Anthropogenic transformation of the biomes, 1700 to 2000
Article first published online: 6 MAY 2010
© 2010 Blackwell Publishing Ltd
Global Ecology and Biogeography
Volume 19, Issue 5, pages 589–606, September 2010
How to Cite
Ellis, E. C., Klein Goldewijk, K., Siebert, S., Lightman, D. and Ramankutty, N. (2010), Anthropogenic transformation of the biomes, 1700 to 2000. Global Ecology and Biogeography, 19: 589–606. doi: 10.1111/j.1466-8238.2010.00540.x
- Issue published online: 4 AUG 2010
- Article first published online: 6 MAY 2010
- anthropogenic landscapes;
- environmental history;
- global change;
- land-use change;
- novel ecosystems;
- terrestrial ecosystems
Aim To map and characterize anthropogenic transformation of the terrestrial biosphere before and during the Industrial Revolution, from 1700 to 2000.

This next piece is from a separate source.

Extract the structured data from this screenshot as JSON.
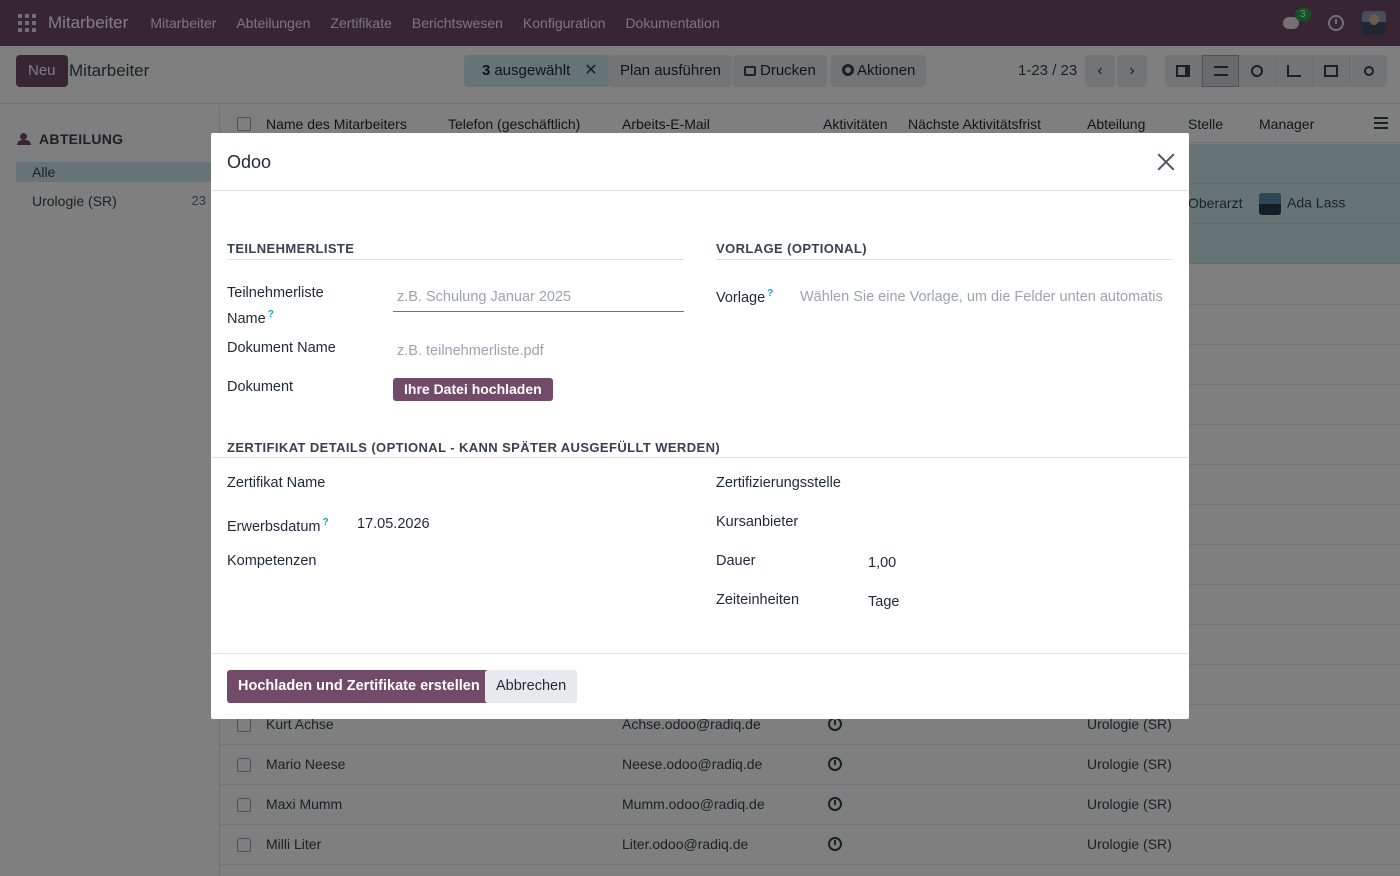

Methods Anthropogenic biomes (anthromes) were mapped for 1700, 1800, 1900 and 2000 using a rule-based anthrome classification model applied to gridded global data for human population density and land use. Anthropogenic transformation of terrestrial biomes was then characterized by map comparisons at century intervals.
Results In 1700, nearly half of the terrestrial biosphere was wild, without human settlements or substantial land use. Most of the remainder was in a seminatural state (45%) having only minor use for agriculture and settlements. By 2000, the opposite was true, with the majority of the biosphere in agricultural and settled anthromes, less than 20% seminatural and only a quarter left wild. Anthropogenic transformation of the biosphere during the Industrial Revolution resulted about equally from land-use expansion into wildlands and intensification of land use within seminatural anthromes. Transformation pathways differed strongly between biomes and regions, with some remaining mostly wild but with the majority almost completely transformed into rangelands, croplands and villages. In the process of transforming almost 39% of earth's total ice-free surface into agricultural land and settlements, an additional 37% of global land without such use has become embedded within agricultural and settled anthromes.
Main conclusions Between 1700 and 2000, the terrestrial biosphere made the critical transition from mostly wild to mostly anthropogenic, passing the 50% mark early in the 20th century. At present, and ever more in the future, the form and process of terrestrial ecosystems in most biomes will be predominantly anthropogenic, the product of land use and other direct human interactions with ecosystems. Ecological research and conservation efforts in all but a few biomes would benefit from a primary focus on the novel remnant, recovering and managed ecosystems embedded within used lands.